We typically design physical operations first, then craft supporting information operations to explain our actions. This is the reverse of al-Qaidaâs approach. For all our professionalism, compared to the enemyâs, our public information is an afterthought. In military terms, for al-Qaida the âmain effortâ is information; for us, information is a âsupporting effort.
David Kilcullen, Countering the Terrorist Mentality, New Paradigms for 21st Century Conflict
In the late 1990s with the advent of massive multiplayer online role-playing games (MMORPGS), one of the early challenges that game developers and game masters faced was to generate expected behavior patterns from the mass of players that were flocking to these early games at the time. Large communities playing in these graphics based environments was a new phenomenon that many programmers did not have experience in dealing with, and it was initially difficult for the programmers to associate the impact their content would have on the larger gaming community.
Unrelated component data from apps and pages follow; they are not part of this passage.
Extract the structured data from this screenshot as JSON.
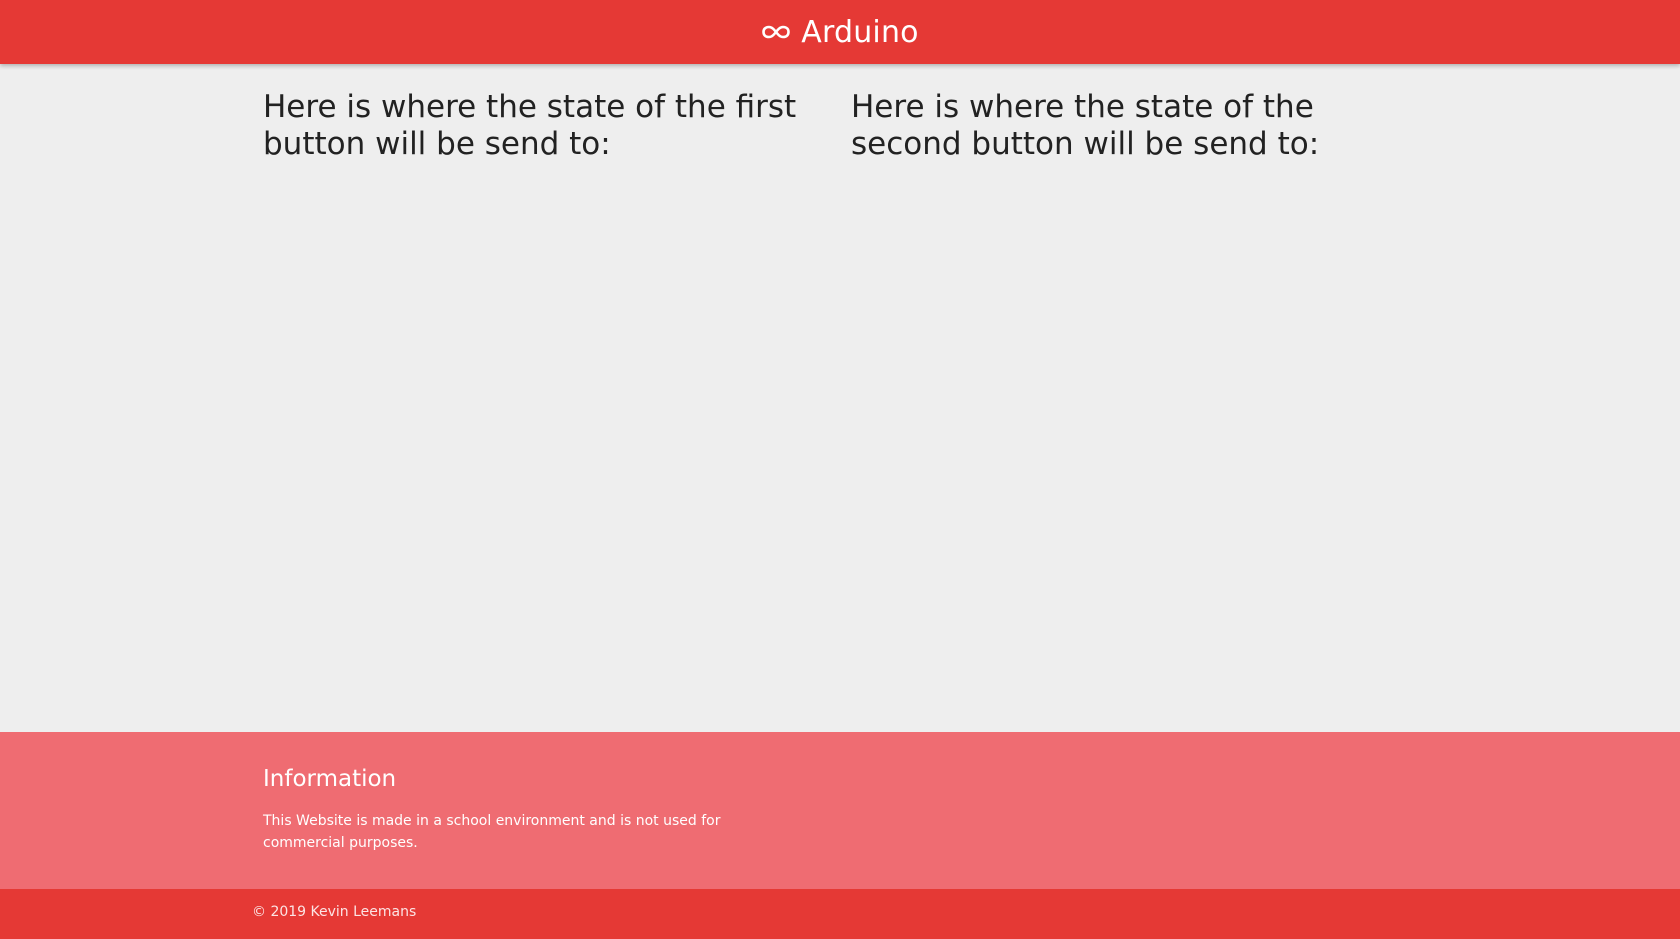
{
  "header": {
    "brand": {
      "icon": "infinity-icon",
      "label": "Arduino"
    }
  },
  "main": {
    "first_button_text": "Here is where the state of the first button will be send to:",
    "second_button_text": "Here is where the state of the second button will be send to:"
  },
  "footer": {
    "title": "Information",
    "text": "This Website is made in a school environment and is not used for commercial purposes.",
    "copyright": "© 2019 Kevin Leemans"
  },
  "colors": {
    "primary": "#e53935",
    "footer": "#ef6c72",
    "background": "#eeeeee",
    "text": "#222222"
  }
}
Sometime in 1999-2000 time frame, the process of programmers developing content to create expected behavior patterns by players within these massive online gaming communities was affectionately termed “Herding Cats.”
Manipulation of mass media for political influence is both art and science, and represents a psychological warfare capability that non-state actors and political non-government organizations continue to demonstrate remarkable skill and mastery. On May 28th, before the intercept of the Gaza flotilla by Israeli Defense Forces, the Christian Science Monitor ran a story with the headline Why Israel expects to lose the PR war. In the article, expectations of defeat are expressed before the intercept of the flotilla even began.
“We know one thing for sure, in the media we are going to lose the war anyhow,” says Shlomo Dror, a spokesman for Israel’s Defense Ministry. “It doesn’t matter what we do, if we let them into Gaza, they will speak against Israel. If we stop them it will also be a bad picture.”
What I find remarkable is the fatality of the operation expressed in the article. The expectation established in the information space was one of defeat – before the operation even began. If you read the article in full, you will note how the NGO narrative had already been established before the incident, indeed the conclusion in the article is how “The protesters could keep the story prominent in the international media if they fight deportation.” Noteworthy, the protesters are doing exactly that today by withholding their identities.
Whether one believes Israel has a chance to win the information war or not is almost irrelevant, the question I have is why Israel didn’t even try to compete in the information war? The videos that show the actions by the Gaza Flotilla are certainly powerful, but those videos arrived after the NGO had already established the narrative, and the release of the videos was hardly part of a coordinated effort. Indeed, understanding that the battlefield is the information space should give Israel the advantage in developing their operation – but there is little evidence that supports this is evident?
Consider for a moment – the operation that was executed involved fast roping Israels premier anti-terrorism commando unit, armed with paint guns, directly into an angry mob at night that had repeatedly expressed their intention to either run the blockade or generate a confrontation for information purposes – and the intelligence assessment used to develop this operation expected little resistance? There was failure in the tactics for boarding, failure in choosing the equipment used by the boarding party, and a massive failure in intelligence. It is hard to expect anything but failure in the information war as well – and sure enough…fail.
If you believe the Gaza Flotilla is an information operation intended to herd the cats of mass media into a narrative – which is what I believe is the ultimate intention of the NGO effort here – then we can presume to already know the narrative of the second flotilla. The NGO desires a clash on June 8th. Why? Because by creating a clash on June 8th the mass media can be expected to include a reminder of the anniversary of the USS Liberty incident 43 years ago as part of the narrative. We can expect the NGO to fortify the ship in ways that prevent the use of cameras from other ships or aircraft. Why? Because cameras from helicopters and Israeli ships represent a greater threat than the actual IDF commandos do – if you believe the battlefield is the information space. The ship will be more fortified internally? Why? Because the open space of the open deck favors the Israelis, but the small compartments of the ship favor the defenders in creating opportunities to control camera angles and perception of events to onlookers thousands of miles away.
The battlefield off the coast of Israel is in the information space, not the Mediterranean Sea. The weapons that matter most to the Free Gaza Movement are cameras, not firearms or paint guns. Political protests at sea can be defined in their basic form as a political strategy for maritime information war operations – thus to quote Sun Tzu, what is of supreme importance in war is to attack the enemy’s strategy. Instead, Israel blundered with every step right into the enemy’s strategy.
- Assessing the Fleet: The 2014 Navy Retention Study
- Another Look: Michael Murphy and 9/11 ‘SEAL of Honor’
- Sea Control 49: General Robert Scales on Firepower
- Backlash Against Police Militarization: Implications for the U.S. Coast Guard?
- On Midrats 24 Aug 2014- Episode 242: “Lost Opportunities: WWI and the Birth of the Modern World”